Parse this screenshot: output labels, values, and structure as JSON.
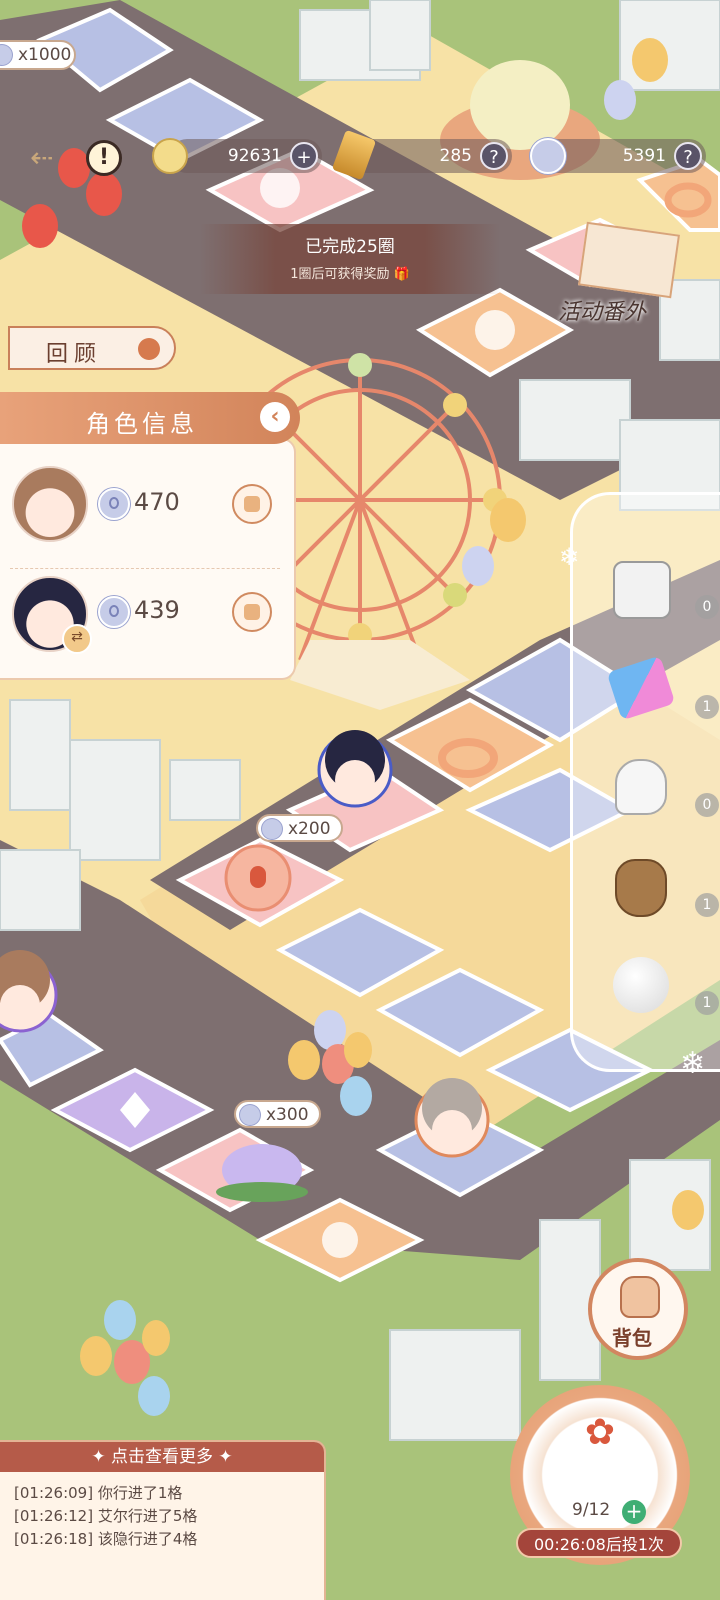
{
  "currency": {
    "gold": "92631",
    "gem": "285",
    "points": "5391"
  },
  "board_reward_top": "x1000",
  "lap_banner": {
    "completed": "已完成25圈",
    "hint": "1圈后可获得奖励"
  },
  "review_button": "回顾",
  "activity_button": "活动番外",
  "role_panel": {
    "title": "角色信息",
    "roles": [
      {
        "points": "470"
      },
      {
        "points": "439"
      }
    ]
  },
  "tile_rewards": [
    {
      "label": "x200"
    },
    {
      "label": "x300"
    }
  ],
  "items": [
    {
      "icon": "dice-icon",
      "count": "0"
    },
    {
      "icon": "swap-arrows-icon",
      "count": "1"
    },
    {
      "icon": "glove-icon",
      "count": "0"
    },
    {
      "icon": "sack-icon",
      "count": "1"
    },
    {
      "icon": "snowball-icon",
      "count": "1"
    }
  ],
  "backpack_label": "背包",
  "dice": {
    "count": "9/12",
    "timer": "00:26:08后投1次"
  },
  "log": {
    "header": "点击查看更多",
    "lines": [
      {
        "time": "[01:26:09]",
        "text": "你行进了1格"
      },
      {
        "time": "[01:26:12]",
        "text": "艾尔行进了5格"
      },
      {
        "time": "[01:26:18]",
        "text": "该隐行进了4格"
      }
    ]
  },
  "colors": {
    "accent": "#d2845a",
    "log_header": "#b55b49",
    "timer_bg": "#a4453b",
    "grass": "#9fbf6e",
    "road": "#7d6b6b",
    "tile_blue": "#b7c0e4",
    "tile_pink": "#f7c3c3",
    "tile_orange": "#f6c191"
  }
}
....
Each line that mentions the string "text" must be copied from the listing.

        "text": "你行进了1格"
        "text": "艾尔行进了5格"
        "text": "该隐行进了4格"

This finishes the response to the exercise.